## Exercise brief
A faithful copy of all the data is required; pictures should not be included.

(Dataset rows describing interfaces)
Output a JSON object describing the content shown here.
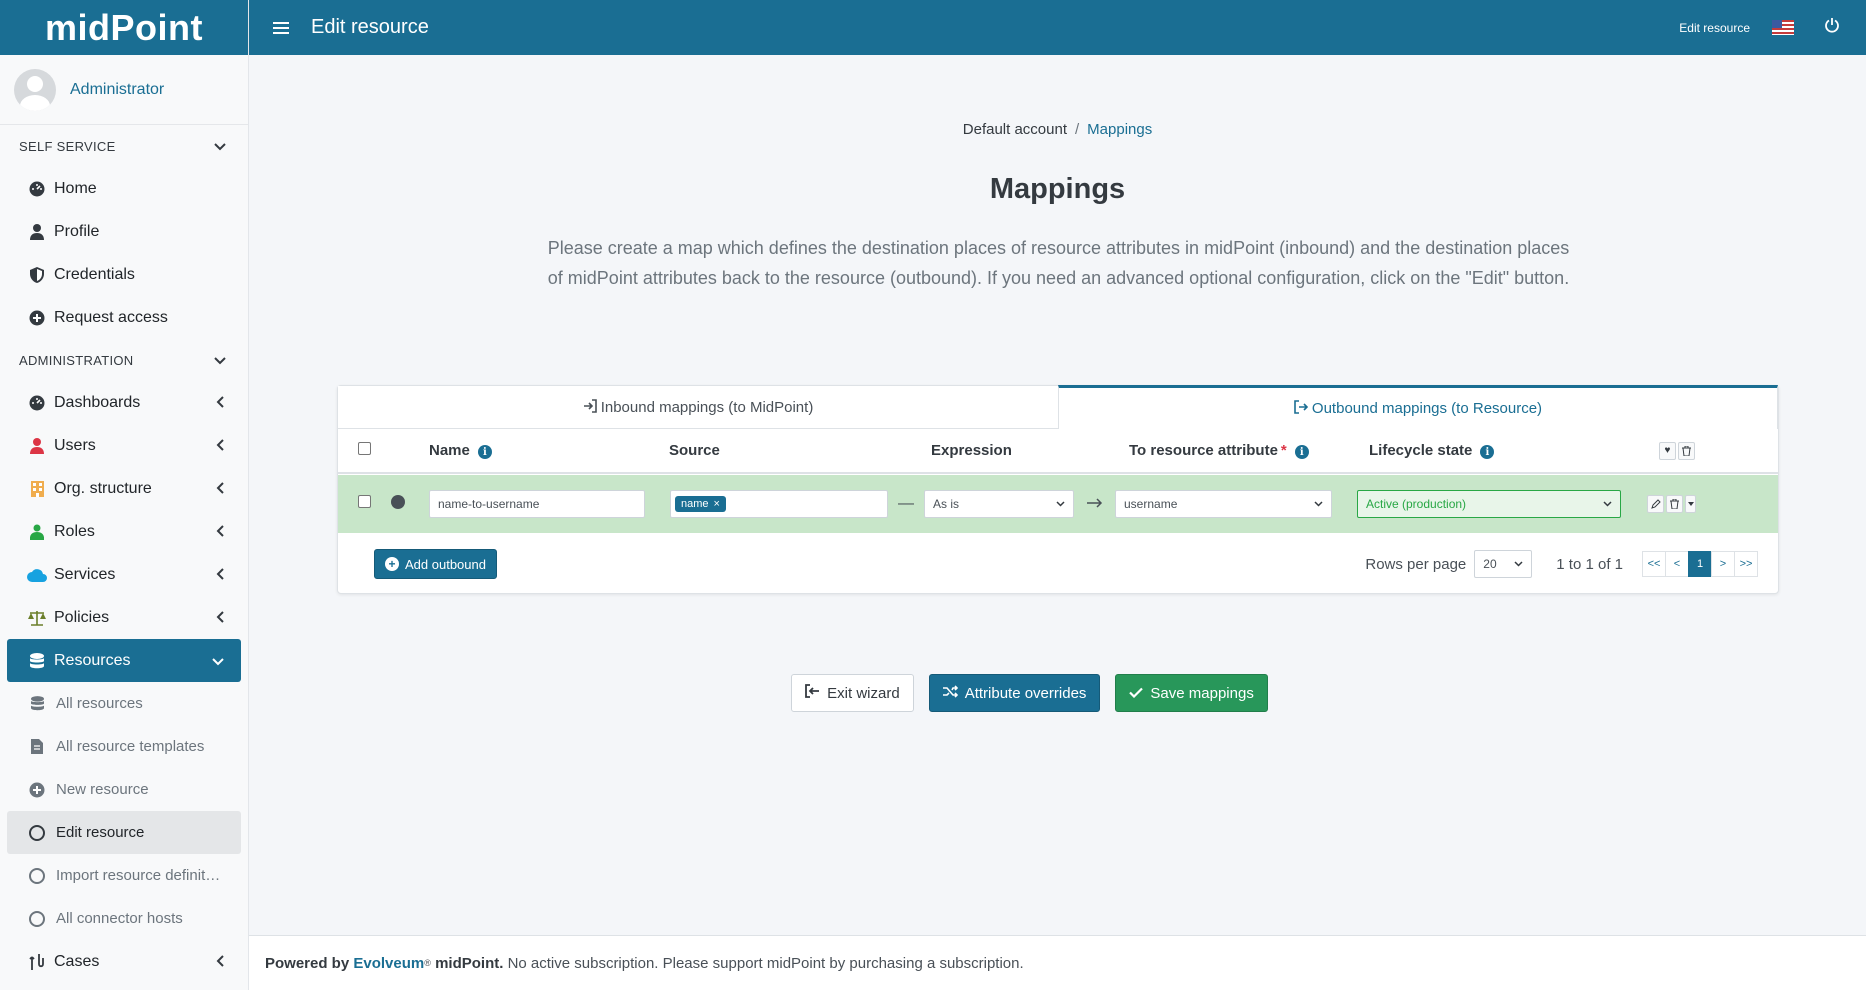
{
  "app": {
    "logo": "midPoint"
  },
  "header": {
    "title": "Edit resource",
    "right_label": "Edit resource"
  },
  "user": {
    "name": "Administrator"
  },
  "sidebar": {
    "self_service_label": "SELF SERVICE",
    "self_service": [
      {
        "label": "Home"
      },
      {
        "label": "Profile"
      },
      {
        "label": "Credentials"
      },
      {
        "label": "Request access"
      }
    ],
    "administration_label": "ADMINISTRATION",
    "administration": [
      {
        "label": "Dashboards"
      },
      {
        "label": "Users"
      },
      {
        "label": "Org. structure"
      },
      {
        "label": "Roles"
      },
      {
        "label": "Services"
      },
      {
        "label": "Policies"
      },
      {
        "label": "Resources"
      }
    ],
    "resources_sub": [
      {
        "label": "All resources"
      },
      {
        "label": "All resource templates"
      },
      {
        "label": "New resource"
      },
      {
        "label": "Edit resource"
      },
      {
        "label": "Import resource definit…"
      },
      {
        "label": "All connector hosts"
      }
    ],
    "cases_label": "Cases"
  },
  "breadcrumb": {
    "first": "Default account",
    "sep": "/",
    "current": "Mappings"
  },
  "main": {
    "title": "Mappings",
    "description": "Please create a map which defines the destination places of resource attributes in midPoint (inbound) and the destination places of midPoint attributes back to the resource (outbound). If you need an advanced optional configuration, click on the \"Edit\" button."
  },
  "tabs": [
    {
      "label": "Inbound mappings (to MidPoint)"
    },
    {
      "label": "Outbound mappings (to Resource)"
    }
  ],
  "table": {
    "columns": {
      "name": "Name",
      "source": "Source",
      "expression": "Expression",
      "target": "To resource attribute",
      "required": "*",
      "lifecycle": "Lifecycle state"
    },
    "row": {
      "name": "name-to-username",
      "source_chip": "name",
      "chip_close": "×",
      "expression": "As is",
      "target": "username",
      "lifecycle": "Active (production)"
    }
  },
  "footer_bar": {
    "add_label": "Add outbound",
    "rows_per_page_label": "Rows per page",
    "rows_per_page": "20",
    "range": "1 to 1 of 1",
    "pager": [
      "<<",
      "<",
      "1",
      ">",
      ">>"
    ]
  },
  "actions": {
    "exit": "Exit wizard",
    "overrides": "Attribute overrides",
    "save": "Save mappings"
  },
  "footer": {
    "powered": "Powered by",
    "brand": "Evolveum",
    "reg": "®",
    "product": "midPoint.",
    "notice": "No active subscription. Please support midPoint by purchasing a subscription."
  }
}
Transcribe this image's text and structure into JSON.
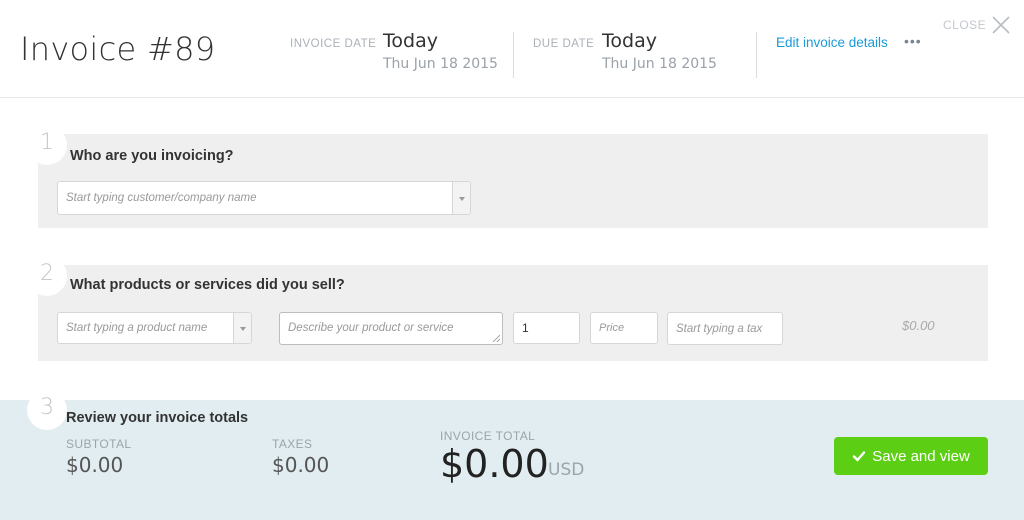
{
  "header": {
    "title": "Invoice #89",
    "invoice_date": {
      "label": "INVOICE DATE",
      "value": "Today",
      "date": "Thu Jun 18 2015"
    },
    "due_date": {
      "label": "DUE DATE",
      "value": "Today",
      "date": "Thu Jun 18 2015"
    },
    "edit_link": "Edit invoice details",
    "more_icon": "more-dots-icon",
    "close_label": "CLOSE",
    "close_icon": "close-icon"
  },
  "step1": {
    "number": "1",
    "title": "Who are you invoicing?",
    "customer_placeholder": "Start typing customer/company name"
  },
  "step2": {
    "number": "2",
    "title": "What products or services did you sell?",
    "product_placeholder": "Start typing a product name",
    "description_placeholder": "Describe your product or service",
    "quantity_value": "1",
    "price_placeholder": "Price",
    "tax_placeholder": "Start typing a tax",
    "line_amount": "$0.00"
  },
  "step3": {
    "number": "3",
    "title": "Review your invoice totals",
    "subtotal_label": "SUBTOTAL",
    "subtotal_value": "$0.00",
    "taxes_label": "TAXES",
    "taxes_value": "$0.00",
    "total_label": "INVOICE TOTAL",
    "total_value": "$0.00",
    "currency": "USD",
    "save_button": "Save and view"
  },
  "colors": {
    "accent_link": "#1a9bd7",
    "save_button": "#5ccf14",
    "totals_background": "#e1edf0",
    "section_background": "#efefef"
  }
}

## Problem solution
Output a JSON object describing the content shown here.
{
  "app": {
    "logo": "midPoint"
  },
  "header": {
    "title": "Edit resource",
    "right_label": "Edit resource"
  },
  "user": {
    "name": "Administrator"
  },
  "sidebar": {
    "self_service_label": "SELF SERVICE",
    "self_service": [
      {
        "label": "Home"
      },
      {
        "label": "Profile"
      },
      {
        "label": "Credentials"
      },
      {
        "label": "Request access"
      }
    ],
    "administration_label": "ADMINISTRATION",
    "administration": [
      {
        "label": "Dashboards"
      },
      {
        "label": "Users"
      },
      {
        "label": "Org. structure"
      },
      {
        "label": "Roles"
      },
      {
        "label": "Services"
      },
      {
        "label": "Policies"
      },
      {
        "label": "Resources"
      }
    ],
    "resources_sub": [
      {
        "label": "All resources"
      },
      {
        "label": "All resource templates"
      },
      {
        "label": "New resource"
      },
      {
        "label": "Edit resource"
      },
      {
        "label": "Import resource definit…"
      },
      {
        "label": "All connector hosts"
      }
    ],
    "cases_label": "Cases"
  },
  "breadcrumb": {
    "first": "Default account",
    "sep": "/",
    "current": "Mappings"
  },
  "main": {
    "title": "Mappings",
    "description": "Please create a map which defines the destination places of resource attributes in midPoint (inbound) and the destination places of midPoint attributes back to the resource (outbound). If you need an advanced optional configuration, click on the \"Edit\" button."
  },
  "tabs": [
    {
      "label": "Inbound mappings (to MidPoint)"
    },
    {
      "label": "Outbound mappings (to Resource)"
    }
  ],
  "table": {
    "columns": {
      "name": "Name",
      "source": "Source",
      "expression": "Expression",
      "target": "To resource attribute",
      "required": "*",
      "lifecycle": "Lifecycle state"
    },
    "row": {
      "name": "name-to-username",
      "source_chip": "name",
      "chip_close": "×",
      "expression": "As is",
      "target": "username",
      "lifecycle": "Active (production)"
    }
  },
  "footer_bar": {
    "add_label": "Add outbound",
    "rows_per_page_label": "Rows per page",
    "rows_per_page": "20",
    "range": "1 to 1 of 1",
    "pager": [
      "<<",
      "<",
      "1",
      ">",
      ">>"
    ]
  },
  "actions": {
    "exit": "Exit wizard",
    "overrides": "Attribute overrides",
    "save": "Save mappings"
  },
  "footer": {
    "powered": "Powered by",
    "brand": "Evolveum",
    "reg": "®",
    "product": "midPoint.",
    "notice": "No active subscription. Please support midPoint by purchasing a subscription."
  }
}
Transcribe this image's text and structure into JSON.
{
  "header": {
    "title": "Invoice #89",
    "invoice_date": {
      "label": "INVOICE DATE",
      "value": "Today",
      "date": "Thu Jun 18 2015"
    },
    "due_date": {
      "label": "DUE DATE",
      "value": "Today",
      "date": "Thu Jun 18 2015"
    },
    "edit_link": "Edit invoice details",
    "more_icon": "more-dots-icon",
    "close_label": "CLOSE",
    "close_icon": "close-icon"
  },
  "step1": {
    "number": "1",
    "title": "Who are you invoicing?",
    "customer_placeholder": "Start typing customer/company name"
  },
  "step2": {
    "number": "2",
    "title": "What products or services did you sell?",
    "product_placeholder": "Start typing a product name",
    "description_placeholder": "Describe your product or service",
    "quantity_value": "1",
    "price_placeholder": "Price",
    "tax_placeholder": "Start typing a tax",
    "line_amount": "$0.00"
  },
  "step3": {
    "number": "3",
    "title": "Review your invoice totals",
    "subtotal_label": "SUBTOTAL",
    "subtotal_value": "$0.00",
    "taxes_label": "TAXES",
    "taxes_value": "$0.00",
    "total_label": "INVOICE TOTAL",
    "total_value": "$0.00",
    "currency": "USD",
    "save_button": "Save and view"
  },
  "colors": {
    "accent_link": "#1a9bd7",
    "save_button": "#5ccf14",
    "totals_background": "#e1edf0",
    "section_background": "#efefef"
  }
}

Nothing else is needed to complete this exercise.